DORSET Police has been ordered to immediately make a raft of improvements to protect the most at risk children.

The finding comes in a report by Her Majesty’s Inspectorate of Constabulary and Fire & Rescue Services (HMICFRS) following a critical inspection of the force.

Inspectors examined 83 cases where Dorset Police had identified children at risk and found the child protection practice was in adequate in 28 of these.

A further 35 were deemed to be requiring improvement, while just 20 were judged to be good.

Wendy Williams, Her Majesty’s Inspector of Constabulary, said: “Dorset Police’s leaders are clearly committed to prioritising and improving child protection, and we found evidence of good work by dedicated frontline officers. In particular, the force is good at working with other organisations – such as schools and social care services – to keep children safe.

“But there is more work to do to provide better outcomes for vulnerable children in Dorset, including improving how the force responds to reports of missing children, investigates online sexual exploitation, manages registered sex offenders, and treats children detained in custody.

“We are optimistic that Dorset Police can turn its commitment into tangible improvements for children.
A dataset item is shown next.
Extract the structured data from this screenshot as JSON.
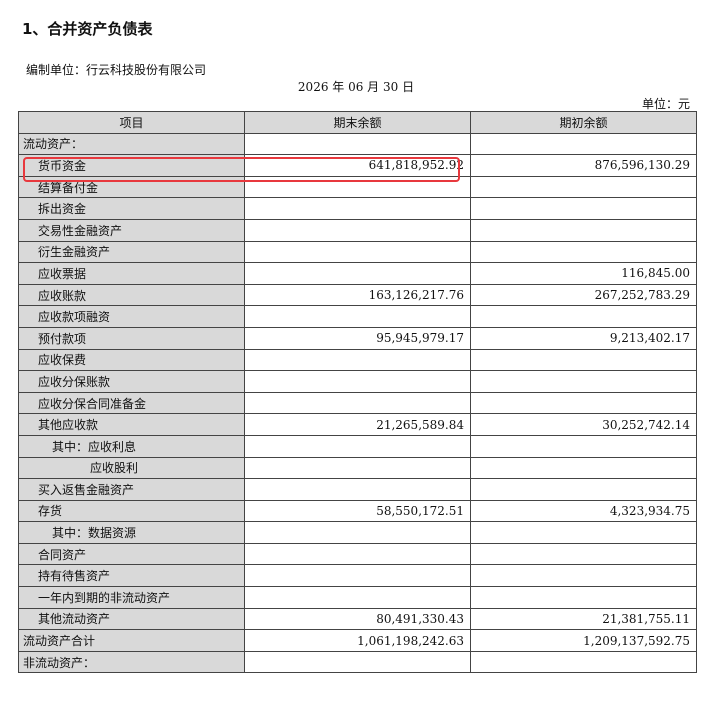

We have made several recommendations that, if acted on, should lead to better results for children, and we will revisit the force within six months to review its progress.”

The report said HMICFRS found examples of good work, including a good understanding of those children most at risk from exploitation, and the swift exchange of information with children’s social care services.
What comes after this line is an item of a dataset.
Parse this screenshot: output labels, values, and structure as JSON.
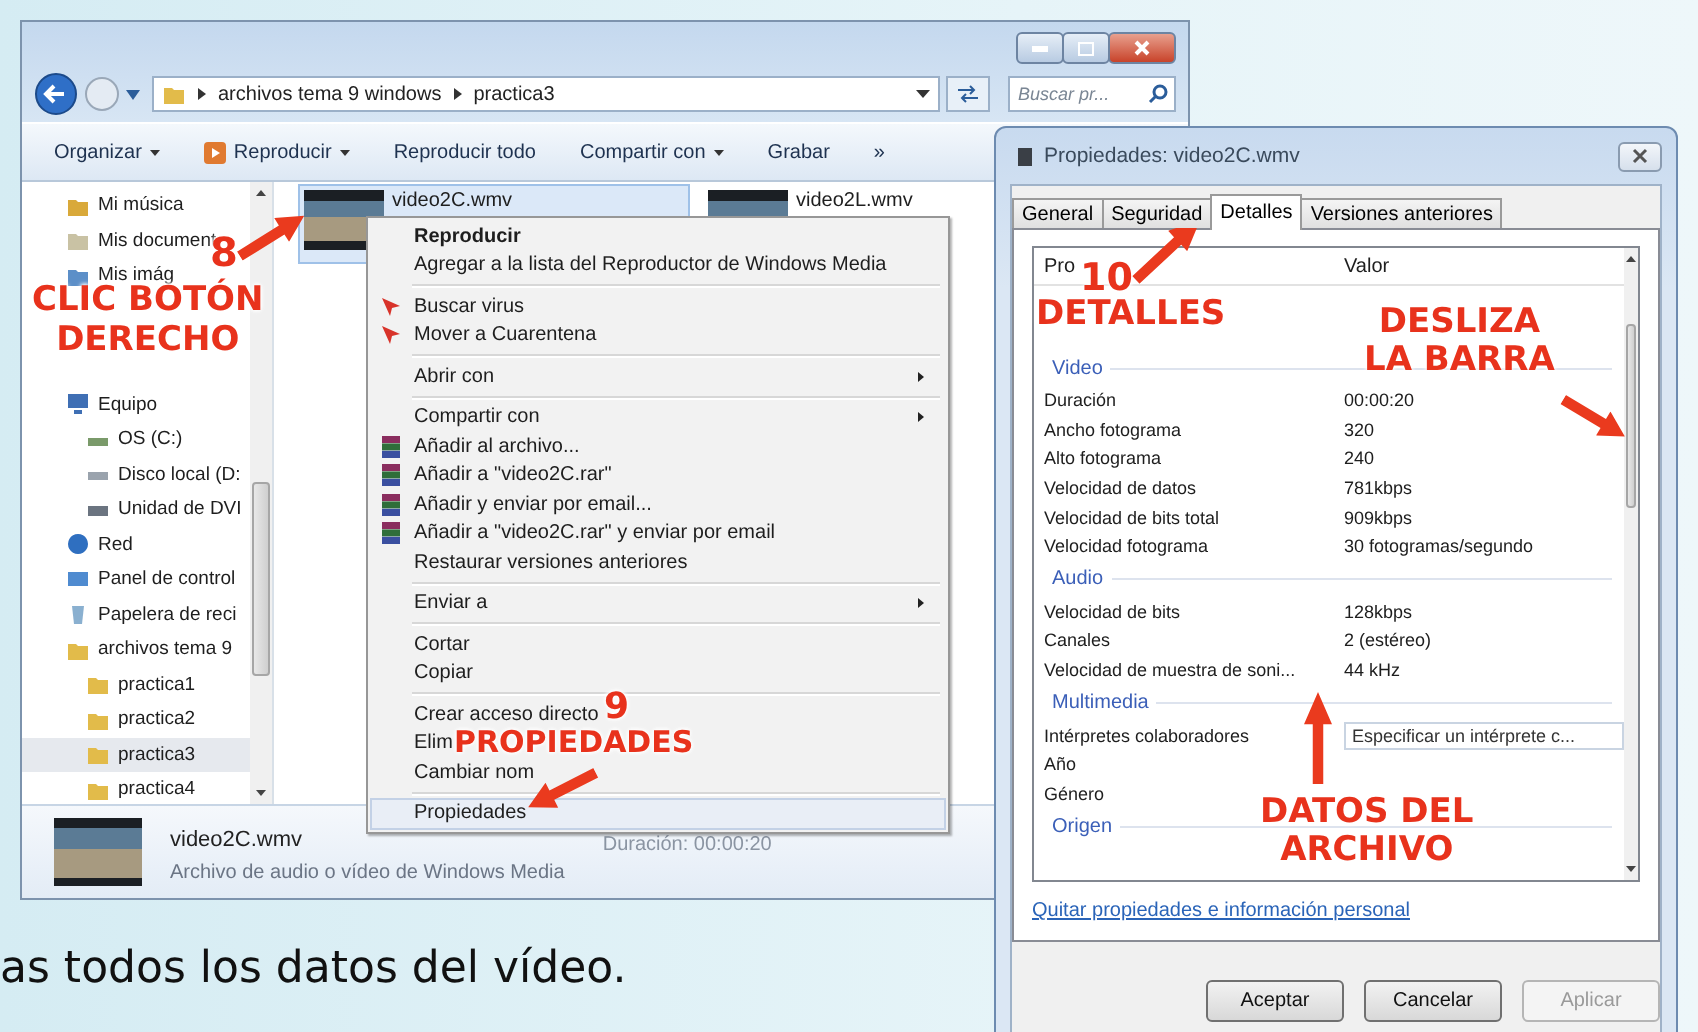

However, HMICFRS said in too many cases there were inconsistent practices and decision making.

The inspectorate made several recommendations, including that Dorset Police should immediately:

  • Improve its management of registered sex offenders, including how it monitors offenders through home visits.
  • Review its missing persons arrangements to ensure there is always an effective response to missing children.
  • Review its child protection and exploitation investigations, including improving the way cases are risk assessed and recorded.
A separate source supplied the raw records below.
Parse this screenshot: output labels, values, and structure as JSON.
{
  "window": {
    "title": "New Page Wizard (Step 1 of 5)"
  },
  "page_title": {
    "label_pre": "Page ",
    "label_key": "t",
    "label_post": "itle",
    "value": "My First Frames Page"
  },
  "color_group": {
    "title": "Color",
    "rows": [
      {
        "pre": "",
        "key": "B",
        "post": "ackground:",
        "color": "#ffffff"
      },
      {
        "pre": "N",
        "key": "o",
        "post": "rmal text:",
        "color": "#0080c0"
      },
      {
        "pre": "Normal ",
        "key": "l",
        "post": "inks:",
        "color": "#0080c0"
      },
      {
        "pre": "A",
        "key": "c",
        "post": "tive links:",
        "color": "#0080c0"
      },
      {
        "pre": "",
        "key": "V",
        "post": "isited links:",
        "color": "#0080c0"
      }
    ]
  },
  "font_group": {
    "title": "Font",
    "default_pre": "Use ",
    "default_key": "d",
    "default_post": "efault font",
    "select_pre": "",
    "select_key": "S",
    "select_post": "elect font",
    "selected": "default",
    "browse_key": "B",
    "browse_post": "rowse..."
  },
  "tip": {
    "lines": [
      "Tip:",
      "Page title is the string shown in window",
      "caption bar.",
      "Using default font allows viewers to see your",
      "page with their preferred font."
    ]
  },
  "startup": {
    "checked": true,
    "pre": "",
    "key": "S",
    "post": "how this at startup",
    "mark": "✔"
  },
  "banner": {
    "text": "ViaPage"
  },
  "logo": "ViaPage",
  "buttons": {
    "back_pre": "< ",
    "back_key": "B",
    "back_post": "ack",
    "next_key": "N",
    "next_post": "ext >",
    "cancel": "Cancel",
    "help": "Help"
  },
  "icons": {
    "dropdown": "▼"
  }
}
The report said in too many cases inconsistent practices and decision making were found.

“The force does not always recognise broader risks to children,” it said. “There are some poor responses and investigations, and the management of those who pose a risk to children must be improved.

“These inconsistencies affect safeguarding and potentially leave children at risk.

“They need to be addressed to make sure that the force safeguards all children appropriately.”

Dorset Police Chief Constable Scott Chilton said: “We welcome the report and are pleased with the good practices highlighted. Dorset Police has worked hard with partners to ensure investigations and processes are in place to protect children and young people in all of our communities.

Dorset Echo: Dorset Police Chief Constable Scott ChiltonDorset Police Chief Constable Scott Chilton

“Collaboration is required to do this effectively and we have built and commit to develop strong relationships with safeguarding partners.

“We also welcome the recommendations for improvements, of which we will fully take on board and are already putting strategies and training in place to ensure progress is made.

“I take very seriously any recommendations to further protect vulnerable children and have immediately put in place measures to address these recommendations.

“We will continue to work closely with our staff and partners to ensure we effectively address these areas and are able to deliver the highest possible service of care to the children and young people of Dorset.”

Police and Crime Commissioner for Dorset David Sidwick said: “I welcome the report and although it preceded the start of my term of office as Police and Crime Commissioner, I am thankful to HMIC for recognising the challenges in this area of work.

Dorset Echo: Police and Crime Commissioner for Dorset David SidwickPolice and Crime Commissioner for Dorset David Sidwick

“My office is working closely with Dorset Police leadership to ensure efforts to address the areas for improvement highlighted are done so swiftly, and I look forward to both seeing the force response in the coming weeks and welcoming back HMIC in six months for them to review the same.”

The HMICFRS report comes less than a year after BCP Council’s children’s services were slammed by Ofsted.

Inspectors found the local authority department was leaving “vulnerable children at risk of harm”, according to a report published in November 2020.

In January, the council issued a 15-point action plan to address the serious concerns that were raised.